Sourdough Starter FAQ
Sourdough Starters FAQ Introduction
Sourdough is a type of bread which is made without added yeast. The starter is added instead. It is a mixture created by the baker which naturally produces yeast. Sourdough starters have been around for thousands of years as a way to leaven bread and add flavor. For more information, go to What are sourbread starters?
Baking Bread Cookbooks
Are All Sourdough Starters Similar?
No. starters will vary, an excellent starter ought to be cherished. Try different sourdough starter recipes to see for yourself. The actions of the starters can be extremely different when comparing how long leavening takes, amounts of acidity created, etc.
Starters tend to be noticeably diverse as far as taste, too. Traditional San Francisco sourdough bread has a unique taste which no other sourdough resembles. It is said to be because the seaside location contains unique yeasts that aren't found in other areas.
How Do I Make a Sourdough Starter From Scratch?
It happens to be an incredibly basic process.
First of all, There are yeasts floating all around in the air, as well as in flour! A cupful of flour probably contains millions No need to buy yeast. So, all the yeasts and bacteria you will need are found right in your bag of flour and in the air itself.

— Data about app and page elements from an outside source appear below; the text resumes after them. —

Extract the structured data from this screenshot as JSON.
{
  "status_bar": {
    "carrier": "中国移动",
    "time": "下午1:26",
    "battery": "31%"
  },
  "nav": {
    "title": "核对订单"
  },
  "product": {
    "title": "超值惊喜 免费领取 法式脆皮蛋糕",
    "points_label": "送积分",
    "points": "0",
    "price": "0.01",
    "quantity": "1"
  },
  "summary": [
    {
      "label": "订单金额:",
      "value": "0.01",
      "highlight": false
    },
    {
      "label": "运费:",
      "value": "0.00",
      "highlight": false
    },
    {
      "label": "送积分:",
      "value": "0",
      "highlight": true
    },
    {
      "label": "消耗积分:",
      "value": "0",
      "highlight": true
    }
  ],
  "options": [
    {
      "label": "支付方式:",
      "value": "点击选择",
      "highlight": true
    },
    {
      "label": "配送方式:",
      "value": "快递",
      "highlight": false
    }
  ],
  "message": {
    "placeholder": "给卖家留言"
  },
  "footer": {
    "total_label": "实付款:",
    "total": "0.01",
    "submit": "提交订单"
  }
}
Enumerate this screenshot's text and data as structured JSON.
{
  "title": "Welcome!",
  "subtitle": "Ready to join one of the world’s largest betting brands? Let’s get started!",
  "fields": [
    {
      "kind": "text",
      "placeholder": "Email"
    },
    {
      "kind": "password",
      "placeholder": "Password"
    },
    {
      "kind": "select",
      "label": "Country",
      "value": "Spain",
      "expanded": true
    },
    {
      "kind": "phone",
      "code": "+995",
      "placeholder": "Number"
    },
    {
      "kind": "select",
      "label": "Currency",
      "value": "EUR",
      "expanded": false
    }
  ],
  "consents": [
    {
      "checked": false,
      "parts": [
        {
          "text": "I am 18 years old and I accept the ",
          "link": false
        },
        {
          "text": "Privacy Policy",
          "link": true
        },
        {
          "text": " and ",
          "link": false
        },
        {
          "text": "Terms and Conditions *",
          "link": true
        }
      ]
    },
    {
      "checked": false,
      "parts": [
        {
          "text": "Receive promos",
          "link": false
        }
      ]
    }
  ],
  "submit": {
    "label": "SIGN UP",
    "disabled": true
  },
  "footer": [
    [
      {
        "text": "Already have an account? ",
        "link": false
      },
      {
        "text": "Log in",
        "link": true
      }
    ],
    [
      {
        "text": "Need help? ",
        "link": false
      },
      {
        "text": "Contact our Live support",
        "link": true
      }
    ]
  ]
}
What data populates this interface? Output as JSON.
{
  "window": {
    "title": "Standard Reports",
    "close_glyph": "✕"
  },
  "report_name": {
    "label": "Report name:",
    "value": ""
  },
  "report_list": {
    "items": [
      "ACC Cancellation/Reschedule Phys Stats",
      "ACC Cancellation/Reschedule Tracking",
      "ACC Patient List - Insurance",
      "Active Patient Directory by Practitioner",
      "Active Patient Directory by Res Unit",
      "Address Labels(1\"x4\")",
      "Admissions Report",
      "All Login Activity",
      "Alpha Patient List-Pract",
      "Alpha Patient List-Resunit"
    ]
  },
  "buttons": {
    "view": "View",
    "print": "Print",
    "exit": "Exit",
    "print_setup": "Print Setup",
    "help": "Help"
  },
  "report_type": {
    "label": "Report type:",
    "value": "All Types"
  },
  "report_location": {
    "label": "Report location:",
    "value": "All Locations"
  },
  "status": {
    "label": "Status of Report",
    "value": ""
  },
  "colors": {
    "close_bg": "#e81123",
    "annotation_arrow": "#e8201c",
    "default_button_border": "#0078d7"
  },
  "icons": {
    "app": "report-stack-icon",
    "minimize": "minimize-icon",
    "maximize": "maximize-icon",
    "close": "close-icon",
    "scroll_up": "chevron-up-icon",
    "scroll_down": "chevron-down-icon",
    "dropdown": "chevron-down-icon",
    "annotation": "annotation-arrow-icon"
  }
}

The microorganisms usually are reduced, but not completely destroyed, through bleaching. So luckily a starter can be made from regular store flour. Unfortunately, there are also molds along with other unwanted microorganisms present as well. Luckily, provided the proper conditions the yeasts and lactobacilli bacteria will rapidly control the environment in the starter by making it too acidic for the other microorganisms to live.
Understand that sourdough starter microorganisms need water, food, and the proper temperature to flourish. You supply food from flour. A whole grain flour is the fastest way to begin a sourdough starter. Add water, and the only other thing needed is air and the right temperature!
See How a Sourdough Starter Bubbles and Looks If Done Properly
What Is the Most Common Mistake When Creating a Sourdough Starter?
The main issue to keep in mind is always to feed routinely. For any beginning sourdough starter, you should feed at least every twenty four hours.
On the initial feeding, you most likely won't observe a lot of action maybe none at all, other than maybe a slightly fermented smell (particularly if you are using rye flour). Don't worry. Feed it anyway.
This is how a lot of people fail. They figure that abandoning it several more days can get it going! The truth is, the actual yeasts are not receiving enough available food so they tend to be much less active. But the molds along with other unwanted microorganisms still grow, and you end up having a slimy, stinky, gooey mess as they start to take over.
By the third
feeding, the starter should be bubbling properly. By the fifth feeding,
you should be able to bake with it, but the starter can still develop
for several more days.